*Work task:* The required output is every record, written out exactly.
******************************
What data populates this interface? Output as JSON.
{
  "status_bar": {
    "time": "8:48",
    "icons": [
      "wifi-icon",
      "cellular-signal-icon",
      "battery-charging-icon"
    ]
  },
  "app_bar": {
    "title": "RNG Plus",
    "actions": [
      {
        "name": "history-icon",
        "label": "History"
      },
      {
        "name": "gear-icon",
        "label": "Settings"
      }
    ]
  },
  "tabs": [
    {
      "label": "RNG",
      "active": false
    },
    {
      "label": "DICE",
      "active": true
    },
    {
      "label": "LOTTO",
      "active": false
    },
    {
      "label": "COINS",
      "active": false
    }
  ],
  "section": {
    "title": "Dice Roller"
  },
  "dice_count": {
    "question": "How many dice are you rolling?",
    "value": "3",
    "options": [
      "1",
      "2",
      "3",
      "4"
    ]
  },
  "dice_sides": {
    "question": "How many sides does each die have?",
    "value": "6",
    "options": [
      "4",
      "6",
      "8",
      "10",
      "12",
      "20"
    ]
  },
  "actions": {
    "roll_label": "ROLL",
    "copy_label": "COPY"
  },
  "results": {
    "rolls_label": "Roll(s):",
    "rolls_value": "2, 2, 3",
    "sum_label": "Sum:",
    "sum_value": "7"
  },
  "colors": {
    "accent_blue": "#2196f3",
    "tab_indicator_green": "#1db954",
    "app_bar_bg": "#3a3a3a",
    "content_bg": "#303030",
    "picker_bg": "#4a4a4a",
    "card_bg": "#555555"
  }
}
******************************
*Solution to the problem:*
What data populates this interface? Output as JSON.
{
  "status_bar": {
    "time": "8:48",
    "icons": [
      "wifi-icon",
      "cellular-signal-icon",
      "battery-charging-icon"
    ]
  },
  "app_bar": {
    "title": "RNG Plus",
    "actions": [
      {
        "name": "history-icon",
        "label": "History"
      },
      {
        "name": "gear-icon",
        "label": "Settings"
      }
    ]
  },
  "tabs": [
    {
      "label": "RNG",
      "active": false
    },
    {
      "label": "DICE",
      "active": true
    },
    {
      "label": "LOTTO",
      "active": false
    },
    {
      "label": "COINS",
      "active": false
    }
  ],
  "section": {
    "title": "Dice Roller"
  },
  "dice_count": {
    "question": "How many dice are you rolling?",
    "value": "3",
    "options": [
      "1",
      "2",
      "3",
      "4"
    ]
  },
  "dice_sides": {
    "question": "How many sides does each die have?",
    "value": "6",
    "options": [
      "4",
      "6",
      "8",
      "10",
      "12",
      "20"
    ]
  },
  "actions": {
    "roll_label": "ROLL",
    "copy_label": "COPY"
  },
  "results": {
    "rolls_label": "Roll(s):",
    "rolls_value": "2, 2, 3",
    "sum_label": "Sum:",
    "sum_value": "7"
  },
  "colors": {
    "accent_blue": "#2196f3",
    "tab_indicator_green": "#1db954",
    "app_bar_bg": "#3a3a3a",
    "content_bg": "#303030",
    "picker_bg": "#4a4a4a",
    "card_bg": "#555555"
  }
}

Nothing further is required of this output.